Covenant Father 15: Burying Sarah - Genesis 23

The God who made heaven and earth wants you to hear the record of a business transaction between an ancient sojourning prince and a tribe of Hittites. Why is that in the Bible? God’s goal isn’t to equip you to make deals with the Hittites in your life. What makes this transaction important is what it means for the fulfillment of God’s covenant, and what it reveals about Abraham’s future hope.

The end of Genesis 22 and the opening verses of chapter 23 set up a stark contrast between the abundant fruitfulness of Abraham’s brother Nahor and his wife and the solitary son and deceased wife of Abraham. Abraham had left everything to follow God on the basis of promises of land and a large family, but it seems that Nahor didn’t have to give up anything to get the same result back home. Is Nahor’s path better than Abraham’s?

In light of his trial of faith in chapter 22, Abraham is able to see beyond the appearances. His faith is not in what he has, but in God and what God will do. Nahor may have many sons and a wonderful wife, but Abraham has one son, no wife, and God. And that changes everything, because God has a great future planned for Abraham’s family.

And so Abraham’s actions in Genesis 23 are a testimony of Abraham’s faith in God’s future promises. In chapter 22, we saw that Abraham believes that not even death can stop God’s promises from coming true. Now he applies the lesson he learned with Isaac to his wife Sarah. The business transaction between Abraham and the Hittites is significant because Sarah is going to be the first “resurrection seed” planted in the Promised Land.

For that to happen, though, Abraham needs a piece of the Promised Land to call his own, and so he starts bargaining with the Hittites in order to buy a cave to entomb his wife. He’s a sojourner in a foreign land, and must get special permission to own land and pass it down to his children as an inheritance. The Hittites honor Abraham as a prince of God, but they’d rather he bury Sarah as a guest in a Hittite tomb than sell him a piece of Canaan.

But Abraham presses further, and asks the people of the land to plead his case with Ephron, who owns the Cave of Machpelah. Ephron likewise honors Abraham, and offers him the cave and the adjoining field as a gift. But Abraham will not let the Hittites give him the Promised Land; the God who made Abraham rich must be the one to give it to him. Abraham pays Ephron’s asking price for the cave and the field, and the deal is completed in the sight of all at the city gate.

Abraham then buries his wife in the cave in the Promised Land. By planting Sarah’s body as a resurrection seed in the land of Canaan, Abraham puts his faith in God that one day Sarah would rise to see everything come true. Later, she will be joined by Abraham, Isaac, and Jacob, as well as Leah and Rebekah. The Covenant Family will wait together in the cave of Machpelah for the redemption of their bodies at the return of Christ.

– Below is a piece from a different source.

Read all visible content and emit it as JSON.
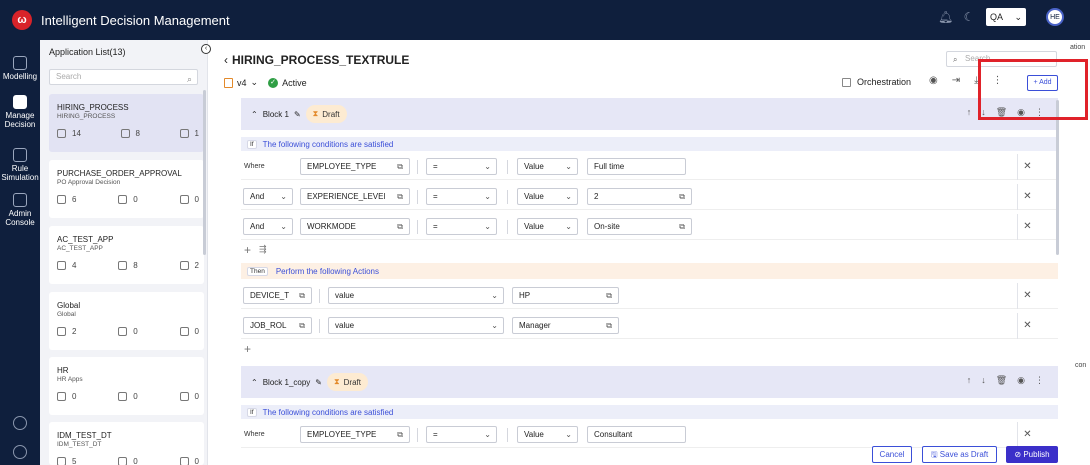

Here are the three lessons that we learn from burying Sarah: first, burial is the way that Christians honor the body in the face of death. In 1 Cor. 15, Paul uses the image of the body as a seed sown in the ground in hope of a future harvest. By placing a body (not cremated remains) in the ground (not casually discarding it or perversely displaying it), we are bearing witness to the goodness of creation, the tragedy of death, and our tear-stained hope in a God who raises the dead.

Second, mourning and weeping are appropriate responses to death. Death is a destructive enemy that tears a person apart, ripping their soul from their body, and taking them out of the land of the living. Because of the goodness of God’s gift of life, we should weep over every death as a tragic consequence of sin.

And third, death leads to blessing. Death itself is an enemy, but God leads His people through the valley of the shadow of death into green pastures and beside still waters. Though it is painful and occasions much sorrow, death leads to blessing because of the bright hope of the promised resurrection that waits for all who trust in Christ.

Because Abraham believed these things, he would not rest until Sarah was buried in the Promised Land, because Abraham wanted to bear witness that God would bless the world by overcoming death, so that all His covenant promises would come true.

Posted on Wednesday, August 02, 2017 by CJ Bowen